Aim of the exercise:
Make an exact copy of every entry, leaving the pictures out.
[[ Dataset extract open ]]
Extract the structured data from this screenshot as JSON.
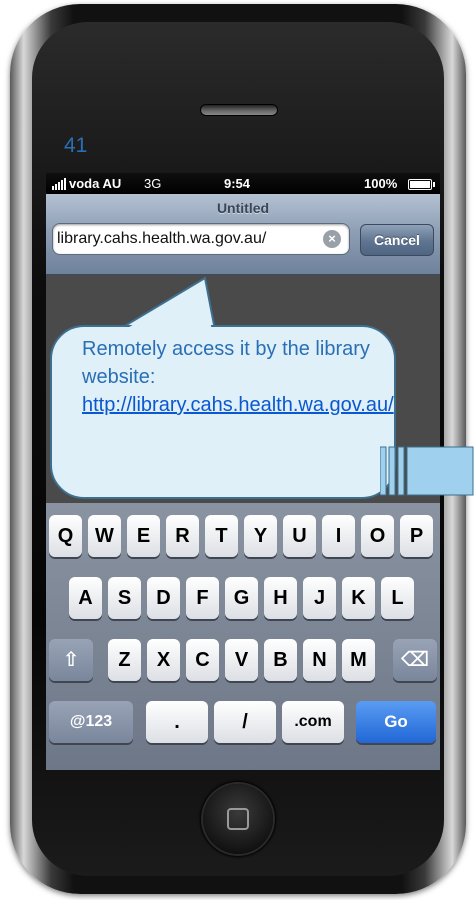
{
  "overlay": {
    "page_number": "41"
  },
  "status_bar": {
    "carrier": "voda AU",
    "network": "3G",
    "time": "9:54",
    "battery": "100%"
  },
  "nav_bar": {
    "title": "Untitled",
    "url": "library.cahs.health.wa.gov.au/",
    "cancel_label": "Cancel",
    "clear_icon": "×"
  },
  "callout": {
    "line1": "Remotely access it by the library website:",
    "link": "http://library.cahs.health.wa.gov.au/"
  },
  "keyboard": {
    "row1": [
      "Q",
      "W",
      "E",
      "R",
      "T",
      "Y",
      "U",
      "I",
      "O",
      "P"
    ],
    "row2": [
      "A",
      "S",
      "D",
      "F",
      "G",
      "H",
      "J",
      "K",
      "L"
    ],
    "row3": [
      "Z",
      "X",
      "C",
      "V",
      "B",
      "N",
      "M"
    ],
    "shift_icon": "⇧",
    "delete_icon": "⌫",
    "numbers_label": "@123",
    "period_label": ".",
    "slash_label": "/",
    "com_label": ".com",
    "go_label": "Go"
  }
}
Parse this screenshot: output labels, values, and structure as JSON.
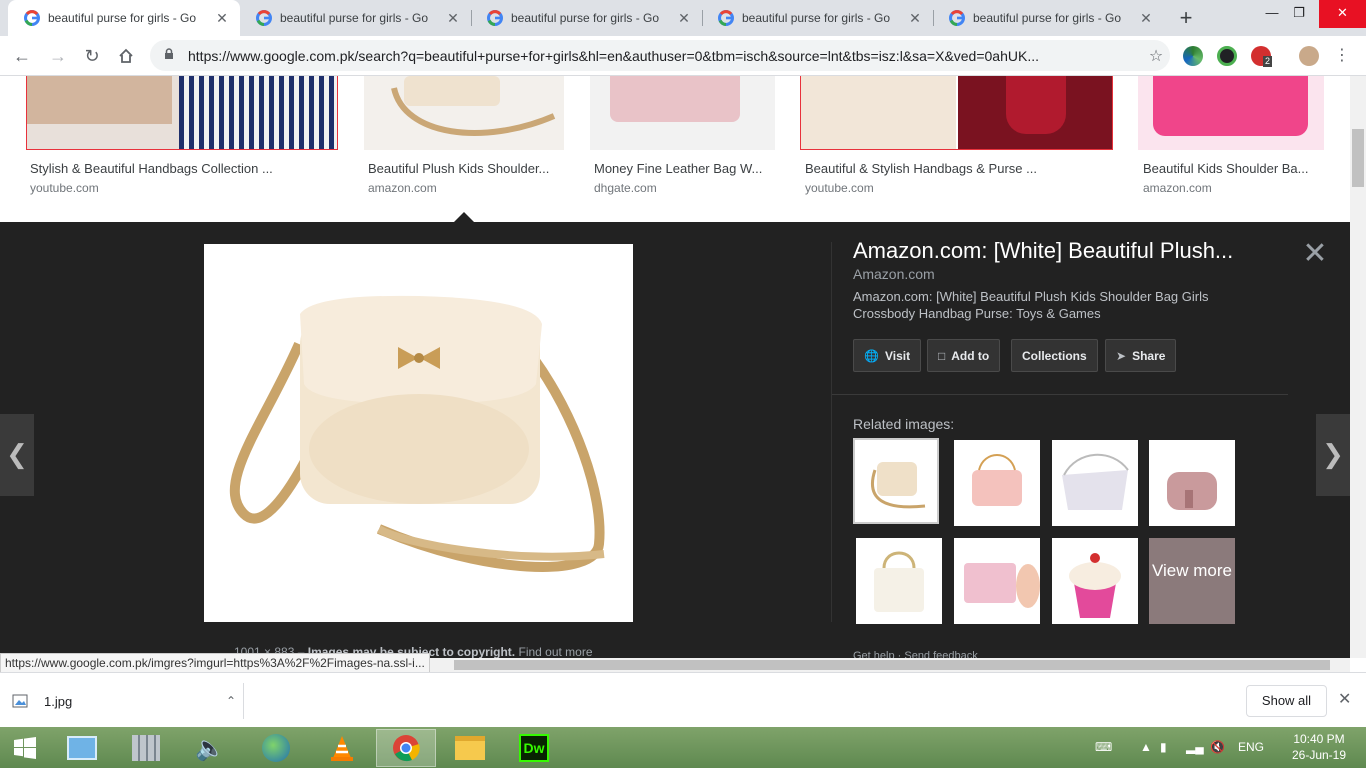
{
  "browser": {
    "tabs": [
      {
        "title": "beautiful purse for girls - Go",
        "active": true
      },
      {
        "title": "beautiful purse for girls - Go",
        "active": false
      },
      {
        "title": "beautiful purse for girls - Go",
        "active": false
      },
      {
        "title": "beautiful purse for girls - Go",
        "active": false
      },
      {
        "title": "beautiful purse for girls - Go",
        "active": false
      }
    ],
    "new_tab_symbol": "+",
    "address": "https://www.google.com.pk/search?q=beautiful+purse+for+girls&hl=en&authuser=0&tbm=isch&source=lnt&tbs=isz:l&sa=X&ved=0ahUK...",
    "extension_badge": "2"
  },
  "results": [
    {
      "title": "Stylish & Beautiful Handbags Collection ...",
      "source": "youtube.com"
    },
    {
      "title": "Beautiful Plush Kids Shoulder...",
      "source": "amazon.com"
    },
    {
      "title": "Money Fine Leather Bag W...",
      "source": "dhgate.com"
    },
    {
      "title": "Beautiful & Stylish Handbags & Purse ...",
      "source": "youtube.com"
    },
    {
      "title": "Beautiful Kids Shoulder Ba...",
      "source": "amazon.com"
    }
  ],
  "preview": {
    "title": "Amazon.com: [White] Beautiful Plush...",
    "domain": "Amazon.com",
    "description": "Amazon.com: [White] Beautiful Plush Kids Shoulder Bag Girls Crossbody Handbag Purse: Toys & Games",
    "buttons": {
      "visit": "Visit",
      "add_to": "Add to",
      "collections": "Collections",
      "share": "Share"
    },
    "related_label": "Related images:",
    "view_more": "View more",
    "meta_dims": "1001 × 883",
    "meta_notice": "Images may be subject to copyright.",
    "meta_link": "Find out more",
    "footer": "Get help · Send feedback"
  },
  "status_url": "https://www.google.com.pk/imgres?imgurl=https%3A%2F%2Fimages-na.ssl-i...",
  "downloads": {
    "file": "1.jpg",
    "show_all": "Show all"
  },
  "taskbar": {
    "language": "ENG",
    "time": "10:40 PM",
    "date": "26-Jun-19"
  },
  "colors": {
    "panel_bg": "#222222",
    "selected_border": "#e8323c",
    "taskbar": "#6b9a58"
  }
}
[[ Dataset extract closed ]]
Response box:
Extract the structured data from this screenshot as JSON.
{
  "overlay": {
    "page_number": "41"
  },
  "status_bar": {
    "carrier": "voda AU",
    "network": "3G",
    "time": "9:54",
    "battery": "100%"
  },
  "nav_bar": {
    "title": "Untitled",
    "url": "library.cahs.health.wa.gov.au/",
    "cancel_label": "Cancel",
    "clear_icon": "×"
  },
  "callout": {
    "line1": "Remotely access it by the library website:",
    "link": "http://library.cahs.health.wa.gov.au/"
  },
  "keyboard": {
    "row1": [
      "Q",
      "W",
      "E",
      "R",
      "T",
      "Y",
      "U",
      "I",
      "O",
      "P"
    ],
    "row2": [
      "A",
      "S",
      "D",
      "F",
      "G",
      "H",
      "J",
      "K",
      "L"
    ],
    "row3": [
      "Z",
      "X",
      "C",
      "V",
      "B",
      "N",
      "M"
    ],
    "shift_icon": "⇧",
    "delete_icon": "⌫",
    "numbers_label": "@123",
    "period_label": ".",
    "slash_label": "/",
    "com_label": ".com",
    "go_label": "Go"
  }
}
Parse this screenshot: output labels, values, and structure as JSON.
{
  "browser": {
    "tabs": [
      {
        "title": "beautiful purse for girls - Go",
        "active": true
      },
      {
        "title": "beautiful purse for girls - Go",
        "active": false
      },
      {
        "title": "beautiful purse for girls - Go",
        "active": false
      },
      {
        "title": "beautiful purse for girls - Go",
        "active": false
      },
      {
        "title": "beautiful purse for girls - Go",
        "active": false
      }
    ],
    "new_tab_symbol": "+",
    "address": "https://www.google.com.pk/search?q=beautiful+purse+for+girls&hl=en&authuser=0&tbm=isch&source=lnt&tbs=isz:l&sa=X&ved=0ahUK...",
    "extension_badge": "2"
  },
  "results": [
    {
      "title": "Stylish & Beautiful Handbags Collection ...",
      "source": "youtube.com"
    },
    {
      "title": "Beautiful Plush Kids Shoulder...",
      "source": "amazon.com"
    },
    {
      "title": "Money Fine Leather Bag W...",
      "source": "dhgate.com"
    },
    {
      "title": "Beautiful & Stylish Handbags & Purse ...",
      "source": "youtube.com"
    },
    {
      "title": "Beautiful Kids Shoulder Ba...",
      "source": "amazon.com"
    }
  ],
  "preview": {
    "title": "Amazon.com: [White] Beautiful Plush...",
    "domain": "Amazon.com",
    "description": "Amazon.com: [White] Beautiful Plush Kids Shoulder Bag Girls Crossbody Handbag Purse: Toys & Games",
    "buttons": {
      "visit": "Visit",
      "add_to": "Add to",
      "collections": "Collections",
      "share": "Share"
    },
    "related_label": "Related images:",
    "view_more": "View more",
    "meta_dims": "1001 × 883",
    "meta_notice": "Images may be subject to copyright.",
    "meta_link": "Find out more",
    "footer": "Get help · Send feedback"
  },
  "status_url": "https://www.google.com.pk/imgres?imgurl=https%3A%2F%2Fimages-na.ssl-i...",
  "downloads": {
    "file": "1.jpg",
    "show_all": "Show all"
  },
  "taskbar": {
    "language": "ENG",
    "time": "10:40 PM",
    "date": "26-Jun-19"
  },
  "colors": {
    "panel_bg": "#222222",
    "selected_border": "#e8323c",
    "taskbar": "#6b9a58"
  }
}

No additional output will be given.